From a physics and chemistry standpoint, fire is an incredibly complicated phenomenon—so much so that 19th century physicist Michael Faraday built an entire series of six lectures around the flame of a single candle at the Royal Institution in 1848. Fuel, heat, and oxygen, combined under the right conditions, ignite into a sustained chemical reaction: fire. Add in factors like conduction, convection, radiation, and any number of environmental factors, and that fire can rapidly spread out of control.
Scientists have been trying to better delineate how wildfires spread for decades, and understanding the complicated fluid dynamics at work is key to those efforts. Rodman Linn, an atmospheric scientist at Los Alamos National Laboratory, does computational modeling of how fires interact with the surrounding atmosphere to predict how a given fire behaves. It’s a challenging phenomenon to model, since it involves the interaction of several different processes. Linn described the various factors that influence how a wildfire spreads in an article in the November issue of .
Most models currently in use are based on seminal work done back in 1972 by Richard Rothermel, an aeronautical engineer who developed the first quantitative tool for predicting the spread of wildfires. Every kind of fuel has an ignition point (also known as a flash point), a measure of how much energy is required to ignite that fuel. Rothermel’s model determined that ignition point, and then factored in wind speed, the slope of the ground, and other critical factors to calculate the rate of ignition required for a nascent wildfire to spread quickly.

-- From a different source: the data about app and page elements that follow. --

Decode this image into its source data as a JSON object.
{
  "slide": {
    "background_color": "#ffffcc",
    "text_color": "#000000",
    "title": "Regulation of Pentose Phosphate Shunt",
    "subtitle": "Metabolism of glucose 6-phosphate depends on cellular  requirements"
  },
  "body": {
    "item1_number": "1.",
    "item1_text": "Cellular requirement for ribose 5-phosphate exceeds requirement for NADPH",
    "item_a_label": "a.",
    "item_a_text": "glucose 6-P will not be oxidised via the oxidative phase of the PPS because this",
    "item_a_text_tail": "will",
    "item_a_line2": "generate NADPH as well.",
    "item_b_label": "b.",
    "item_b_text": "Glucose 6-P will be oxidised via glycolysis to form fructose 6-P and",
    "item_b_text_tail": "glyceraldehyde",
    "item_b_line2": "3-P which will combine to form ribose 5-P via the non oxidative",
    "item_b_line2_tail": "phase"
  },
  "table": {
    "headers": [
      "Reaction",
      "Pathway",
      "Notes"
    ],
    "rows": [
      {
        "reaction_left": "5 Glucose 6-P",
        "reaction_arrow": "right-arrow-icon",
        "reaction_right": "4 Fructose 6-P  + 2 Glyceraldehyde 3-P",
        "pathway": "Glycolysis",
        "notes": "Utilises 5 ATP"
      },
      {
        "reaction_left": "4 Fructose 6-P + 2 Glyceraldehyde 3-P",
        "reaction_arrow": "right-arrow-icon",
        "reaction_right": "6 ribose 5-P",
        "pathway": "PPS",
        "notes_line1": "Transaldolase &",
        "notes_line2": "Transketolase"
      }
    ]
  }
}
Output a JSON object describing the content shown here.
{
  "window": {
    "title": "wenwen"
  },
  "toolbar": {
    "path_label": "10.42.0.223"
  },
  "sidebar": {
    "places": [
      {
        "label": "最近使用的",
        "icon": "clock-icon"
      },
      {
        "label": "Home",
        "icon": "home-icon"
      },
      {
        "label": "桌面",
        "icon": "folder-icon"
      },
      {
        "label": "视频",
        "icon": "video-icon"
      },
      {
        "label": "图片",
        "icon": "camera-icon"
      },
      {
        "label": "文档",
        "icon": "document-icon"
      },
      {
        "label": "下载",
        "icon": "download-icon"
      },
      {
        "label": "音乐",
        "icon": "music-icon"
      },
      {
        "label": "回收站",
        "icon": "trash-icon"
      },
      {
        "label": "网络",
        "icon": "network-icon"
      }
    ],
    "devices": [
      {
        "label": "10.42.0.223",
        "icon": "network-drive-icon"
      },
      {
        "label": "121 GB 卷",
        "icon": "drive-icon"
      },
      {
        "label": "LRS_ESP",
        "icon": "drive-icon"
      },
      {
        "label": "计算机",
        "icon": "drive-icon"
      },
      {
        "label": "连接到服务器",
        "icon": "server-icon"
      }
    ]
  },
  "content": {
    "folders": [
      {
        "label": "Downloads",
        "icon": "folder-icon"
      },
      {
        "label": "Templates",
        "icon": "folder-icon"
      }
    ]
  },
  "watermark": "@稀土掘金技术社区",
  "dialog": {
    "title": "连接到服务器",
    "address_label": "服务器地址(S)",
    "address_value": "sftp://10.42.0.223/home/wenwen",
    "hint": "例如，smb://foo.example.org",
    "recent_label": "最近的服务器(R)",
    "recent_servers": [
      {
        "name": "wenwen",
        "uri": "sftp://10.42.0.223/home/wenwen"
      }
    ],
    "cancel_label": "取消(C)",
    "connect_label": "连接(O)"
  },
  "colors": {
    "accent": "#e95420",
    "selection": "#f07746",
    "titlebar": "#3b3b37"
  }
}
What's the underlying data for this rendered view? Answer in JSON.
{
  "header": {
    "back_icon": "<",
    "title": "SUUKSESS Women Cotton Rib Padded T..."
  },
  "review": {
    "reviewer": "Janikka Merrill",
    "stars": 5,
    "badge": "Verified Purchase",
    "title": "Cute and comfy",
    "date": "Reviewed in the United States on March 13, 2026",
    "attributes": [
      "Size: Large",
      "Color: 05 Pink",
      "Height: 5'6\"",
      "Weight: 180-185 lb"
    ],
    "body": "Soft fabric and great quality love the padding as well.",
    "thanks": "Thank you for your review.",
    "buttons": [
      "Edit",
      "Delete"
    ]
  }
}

But it’s a simplified model, akin to a fire spreading through a uniform field, whereas wildfires tend to spread through landscapes dotted with trees, shrubs, underbrush, and so forth. When the situation starts to deviate strongly from the basic underlying fire scenario—a wind-driven fire and homogenous fuels on a homogenous slope—the so-called BEHAVE model becomes less accurate. “The minute you get something that’s complex in terms of fuel structure, or the topography—or even worse if you have multiple fire lines—you’re adding complexity to the coupling between the fire and the atmosphere that was not present in the development of those early models,” Linn told Ars.
That’s why Linn’s research focuses on the dynamic feedback loop between the fire and its interaction the atmosphere, especially winds. “The interaction between rising air and ambient winds controls the rate at which surrounding vegetation heats up and whether it ignites,” he wrote. “The interaction thus determines how quickly a fire spreads.”
According to Lin, something you won’t see in a more accurate model of a wildfire is a solid advancing wall of flame. “Convective cooling would prevent the wall of flame from spreading by radiation alone, and for convective heating to spread the fire, the wind would have to be strong enough to lean the flame to the point where it touches the unburned fuel,” he wrote. A more accurate depiction of what a wildfire looks like from the front would show several strong updrafts, creating towers of flame separated by gaps, or troughs. The updrafts carry heat up, and ambient wind is pushed through the troughs, heating up as it travels and possible igniting any available fuel in front of the fire.
The shape of the fireline can also influence how a fire spreads. There may be flanking fires trailing behind the fast-moving headfire, according to Linn, forming a horseshoe shape, which can determine how much wind reaches the headfire. If the horseshoe of flanking fires is narrow, more wind will be diverted to the flanks and the wind that actually reaches the headfire will be moving more slowly, resulting in a slower spread rate.
One common means of preventing the outbreak of devastating wildfires is prescribed burns, which can restore some balance to the ecosystem. Historically, fires have proven beneficial in terms of clearing out brush and other excessive fuels. But to perform prescribed burns effectively requires factoring in variable winds, the unique terrain, and vegetation patterns. “When firefighters place a new fire line downwind of a fire, they often hope that the indrafts will pull the so-called ‘counter fire’ toward the wildfire and remove fuel in front of it,” Linn wrote. “Unfortunately, the maneuver requires a good understanding of the wildfire’s indraft strength. Too weak an indraft could turn the counter fire into a second wildfire.”
There are regional differences, too. The way firefighters in the Southeast set prescribed burns might not work well in California. “The fuels are a little bit different, the topography can be more extreme,” Linn told Ars. “The humidity can be different.” And that requires a different approach to prescribed burns.
Linn and his LANL colleagues have drawn on the lessons they’ve learned to develop new computer programs for simulating the spread of wildfires, with an aim towards achieving better prevention and more effective firefighting strategies. For instance, FIRETEC specifically models a fire’s interactions with the atmosphere. The user just needs to feed in information about the landscape, ignition pattern, and ambient wind conditions, and the program will calculate how the fire is likely to evolve and spread through that landscape.
Linn . are now developing another software program called QUIC-FIRE, which will be able to operate on a laptop. It will incorporate such variables as weather, terrain, fuels, aerodynamics, combustion, turbulence, and heat transfer to help firefighters devise the best strategies for implementing prescribed burns.